video

The video doesn't even get into the profound levels - where Lucas's residual hearing lies. With his cochlear implant, he has a "mild" loss, because he is testing at about 30 dB in the booth. He's not necessarily hearing with that amount of clarity right now, but that's eventually approximately how he'll hear, although probably more mechanic sounding, because it's an electronic signal. It's hard to describe, because only those who were born hearing, lost their hearing, and were then implanted can really describe the sound.

The cochlear implant is AMAZING technology. Without it, Lucas would have a very different future ahead of him. I give thanks every day for this opportunity.

Monday, March 9, 2009

Water Baby!

I'm trying to do activities with Lucas that I couldn't do if I were working right now. So... today we started swim lessons at the Lititz Rec Center! He's in the "Minnows" class, along with 5 other boys. We were supposed to start last week, but classes were canceled because of the snow. Here's a little video of my little man having fun in the water (I was enjoying myself too). My mom came along to take pictures and offer an extra pair of hands!


I thought the instructor did a great job... there were rubber duckies and watering cans to play with, some structured time, and some unstructured time. We did lots of singing too, *sigh*. I tried to sign some of the words, but I'm just not that good, and it's also tough to sign to your baby so that he can see the signs, while you're trying to keep him afloat. I couldn't help but cry a bit when we started singing and I knew that he had no idea. I know this is one of those times without sound, and I definitely want him to have the experience, but it's bittersweet, I guess.

The singing was fun though, and really drove many of our activities. We sang: Ring around the Rosie, The Wheels on the Bus, the ABC song (that was easy to sign with one hand!), Twinkle, Twinkle Little Star, and we chanted Motorboat and Humpty Dumpty. Each song/chant had little motions to go with it. We're going to take swim lessons until June, and then he'll be ready to move outside! Next on our activities list: lapsits at the local library... stay tuned!

Monday, March 2, 2009

Happy Faces Cards

We know Lucas is "hearing." He has been consistently responding to a variety of sounds, including all the ling sounds and some very soft sounds too. Two of the most amazing sounds he has responded to lately are a kissing noise from the book Bunny Kisses, and the noise that the bumble ball makes when turned on. He also continues to respond consistently to his name. My two biggest Lucas indulgences right now: calling his name and having him turn his head, and singing him to sleep (however awful I might sound...). Step one achieved: Lucas has sound.

Next, Lucas needs to make sense of this sound. He's working on it... he responds, although not consistently, to words/sounds like meow, light, various animal sounds, and, of course, his name. I have to keep reminding myself that he had NO visible access to sound before January 9, so he has been hearing for less than 2 months. It will take time for him to process these sounds. *SIGH*

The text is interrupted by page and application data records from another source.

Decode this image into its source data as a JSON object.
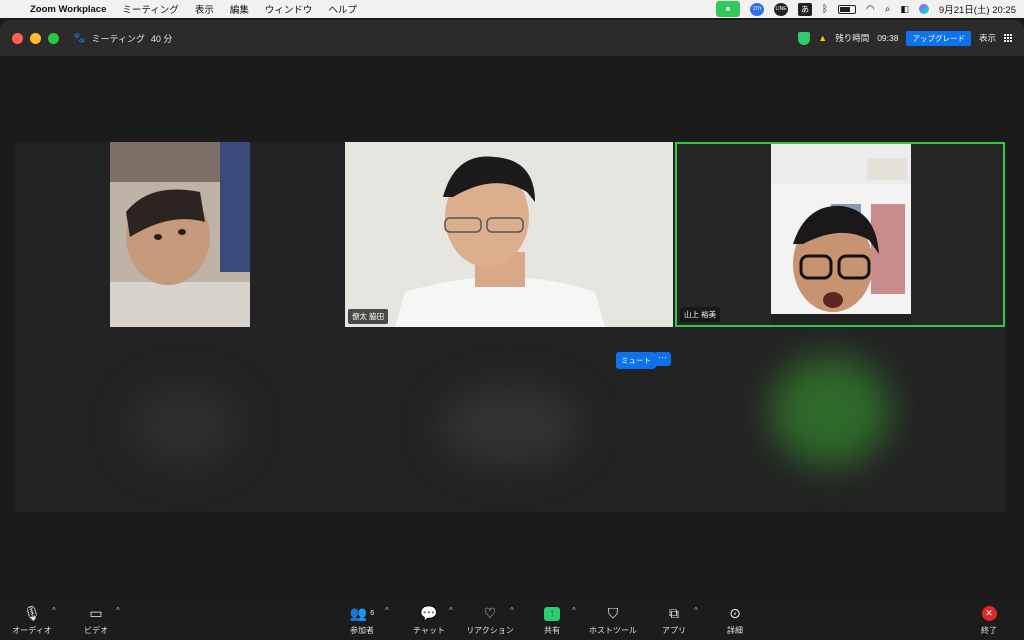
{
  "menubar": {
    "app": "Zoom Workplace",
    "items": [
      "ミーティング",
      "表示",
      "編集",
      "ウィンドウ",
      "ヘルプ"
    ],
    "ime": "あ",
    "datetime": "9月21日(土)  20:25"
  },
  "titlebar": {
    "meeting_label": "ミーティング",
    "duration": "40 分",
    "remaining_label": "残り時間",
    "remaining_time": "09:38",
    "upgrade": "アップグレード",
    "view": "表示"
  },
  "participants": [
    {
      "name": ""
    },
    {
      "name": "僚太 脇田"
    },
    {
      "name": "山上 裕美"
    }
  ],
  "mute_button": "ミュート",
  "more_button": "···",
  "toolbar": {
    "audio": "オーディオ",
    "video": "ビデオ",
    "participants": "参加者",
    "participants_count": "6",
    "chat": "チャット",
    "reactions": "リアクション",
    "share": "共有",
    "host_tools": "ホストツール",
    "apps": "アプリ",
    "more": "詳細",
    "end": "終了"
  },
  "colors": {
    "accent_blue": "#0e72ed",
    "active_speaker": "#2ecc40",
    "share_green": "#2ecc71",
    "end_red": "#e02828"
  }
}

Then he needs to learn to create the sounds. He is saying "mmmm" and "ahhhhh" and has started to make this lip-smacking noise, and say "rarararara" with that awful American "r" sound. That's the dorky linguist in me. Say it to yourself: not "are" but the sound for /r/. It's ugly, isn't it? The Spanish "r" is much nicer. At least he's adding to his repertoire of sounds...

So, in addition to presenting sounds for Lucas to hear, so that we can say "wow, good job turning to the sound!" (that's the easy part) we are trying to get him to recognize and produce other sounds. I'm always looking for fun toys to use with him, and I found these great "Happy Faces Cards" at Ollie's Bargain Outlet for $3. I stick my mouth and nose through the hole in the card and make the various corresponding animal sounds. Since the bunny doesn't make a sound, I repeatedly crinkle up my nose (Lucas thinks that's pretty hilarious). I'm still trying to figure out what a ladybug does or says, and I wish the dinosaur were a pterodactyl, because I can make a mean pterodactyl noise. One of these days, he will make the sound back to me when I hold it up to him... but at least for now, he looks really stinkin' cute!